Task prompt
A single number is wanted: how many lines of the data include the string "size".

Supplied material
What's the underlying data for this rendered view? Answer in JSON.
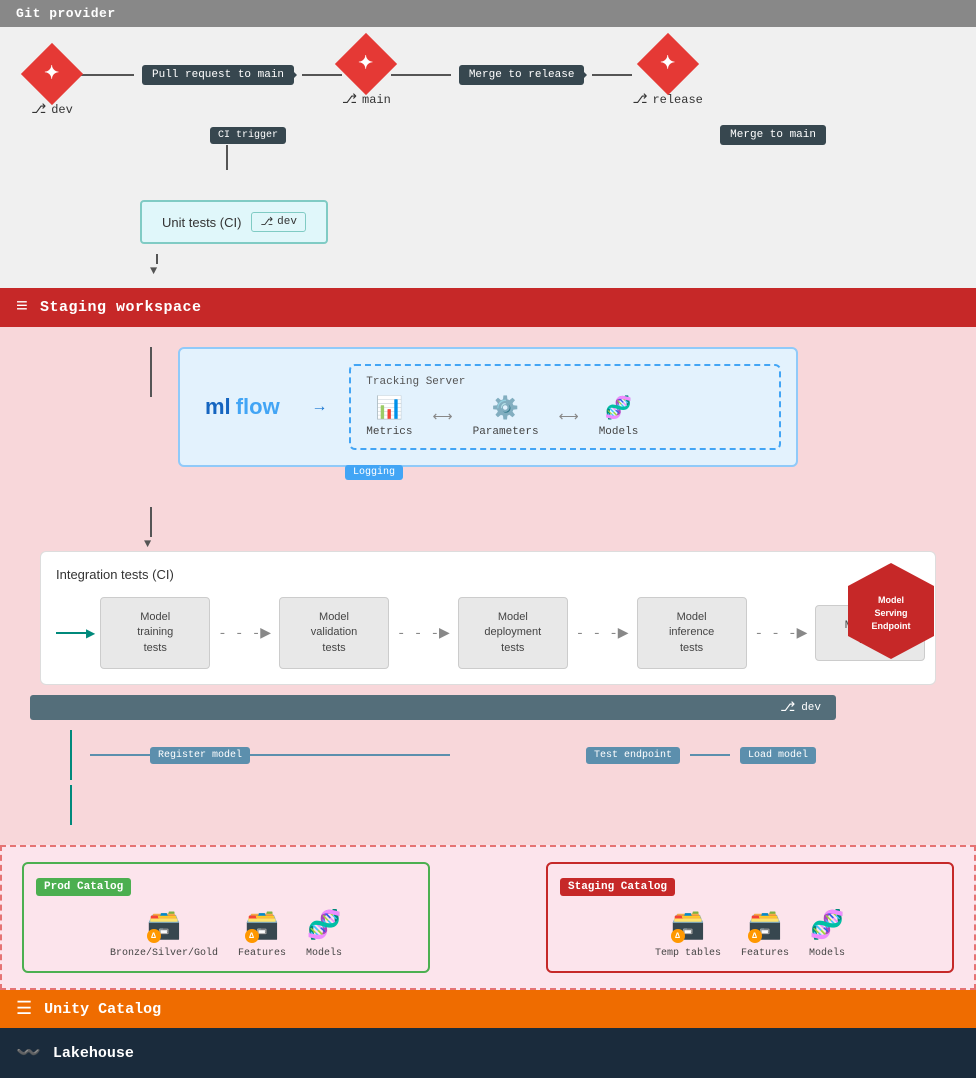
{
  "gitProvider": {
    "label": "Git provider"
  },
  "branches": {
    "dev": "dev",
    "main": "main",
    "release": "release"
  },
  "arrows": {
    "pullRequestToMain": "Pull request to main",
    "mergeToRelease": "Merge to release",
    "mergeToMain": "Merge to main",
    "ciTrigger": "CI trigger"
  },
  "unitTests": {
    "label": "Unit tests (CI)",
    "branch": "dev"
  },
  "stagingWorkspace": {
    "label": "Staging workspace"
  },
  "mlflow": {
    "logo": "mlflow",
    "trackingServer": "Tracking Server",
    "logging": "Logging",
    "metrics": "Metrics",
    "parameters": "Parameters",
    "models": "Models"
  },
  "integrationTests": {
    "title": "Integration tests (CI)",
    "steps": [
      {
        "label": "Model\ntraining\ntests"
      },
      {
        "label": "Model\nvalidation\ntests"
      },
      {
        "label": "Model\ndeployment\ntests"
      },
      {
        "label": "Model\ninference\ntests"
      },
      {
        "label": "Monitoring\ntests"
      }
    ]
  },
  "modelServingEndpoint": {
    "label": "Model Serving Endpoint"
  },
  "devBranch": "dev",
  "labels": {
    "registerModel": "Register model",
    "testEndpoint": "Test endpoint",
    "loadModel": "Load model"
  },
  "unityCatalog": {
    "label": "Unity Catalog"
  },
  "prodCatalog": {
    "title": "Prod Catalog",
    "items": [
      {
        "label": "Bronze/Silver/Gold",
        "icon": "🗃️"
      },
      {
        "label": "Features",
        "icon": "🗃️"
      },
      {
        "label": "Models",
        "icon": "🧬"
      }
    ]
  },
  "stagingCatalog": {
    "title": "Staging Catalog",
    "items": [
      {
        "label": "Temp tables",
        "icon": "🗃️"
      },
      {
        "label": "Features",
        "icon": "🗃️"
      },
      {
        "label": "Models",
        "icon": "🧬"
      }
    ]
  },
  "lakehouse": {
    "label": "Lakehouse"
  }
}
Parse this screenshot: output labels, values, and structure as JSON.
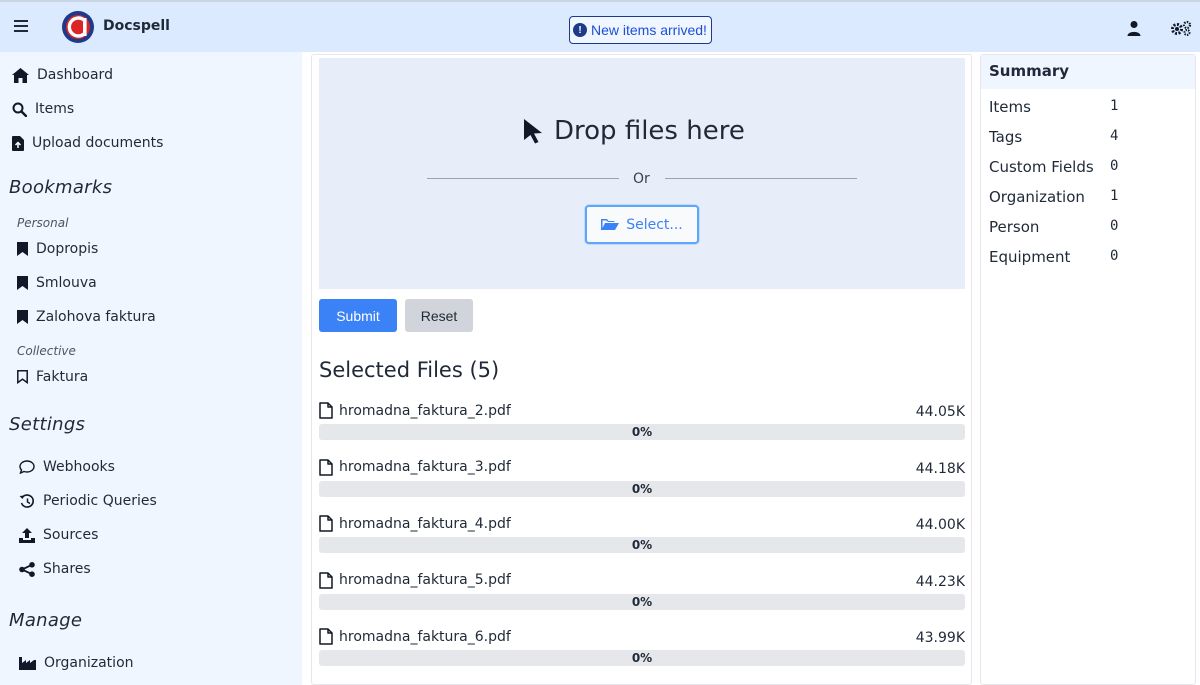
{
  "app": {
    "name": "Docspell",
    "notice": "New items arrived!"
  },
  "sidebar": {
    "main": [
      {
        "label": "Dashboard",
        "icon": "home-icon"
      },
      {
        "label": "Items",
        "icon": "search-icon"
      },
      {
        "label": "Upload documents",
        "icon": "file-upload-icon"
      }
    ],
    "bookmarks_title": "Bookmarks",
    "personal_label": "Personal",
    "personal": [
      "Dopropis",
      "Smlouva",
      "Zalohova faktura"
    ],
    "collective_label": "Collective",
    "collective": [
      "Faktura"
    ],
    "settings_title": "Settings",
    "settings": [
      {
        "label": "Webhooks",
        "icon": "comment-icon"
      },
      {
        "label": "Periodic Queries",
        "icon": "history-icon"
      },
      {
        "label": "Sources",
        "icon": "upload-icon"
      },
      {
        "label": "Shares",
        "icon": "share-icon"
      }
    ],
    "manage_title": "Manage",
    "manage": [
      {
        "label": "Organization",
        "icon": "industry-icon"
      }
    ]
  },
  "upload": {
    "drop_title": "Drop files here",
    "or": "Or",
    "select_label": "Select...",
    "submit_label": "Submit",
    "reset_label": "Reset",
    "files_title": "Selected Files (5)",
    "files": [
      {
        "name": "hromadna_faktura_2.pdf",
        "size": "44.05K",
        "progress": "0%",
        "progress_value": 0
      },
      {
        "name": "hromadna_faktura_3.pdf",
        "size": "44.18K",
        "progress": "0%",
        "progress_value": 0
      },
      {
        "name": "hromadna_faktura_4.pdf",
        "size": "44.00K",
        "progress": "0%",
        "progress_value": 0
      },
      {
        "name": "hromadna_faktura_5.pdf",
        "size": "44.23K",
        "progress": "0%",
        "progress_value": 0
      },
      {
        "name": "hromadna_faktura_6.pdf",
        "size": "43.99K",
        "progress": "0%",
        "progress_value": 0
      }
    ]
  },
  "summary": {
    "title": "Summary",
    "rows": [
      {
        "label": "Items",
        "value": "1"
      },
      {
        "label": "Tags",
        "value": "4"
      },
      {
        "label": "Custom Fields",
        "value": "0"
      },
      {
        "label": "Organization",
        "value": "1"
      },
      {
        "label": "Person",
        "value": "0"
      },
      {
        "label": "Equipment",
        "value": "0"
      }
    ]
  },
  "colors": {
    "accent": "#3b82f6",
    "topbar": "#dbeafe",
    "sidebar": "#f0f6ff",
    "logo_red": "#dc2626",
    "logo_navy": "#1e3a8a"
  }
}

Answer below
5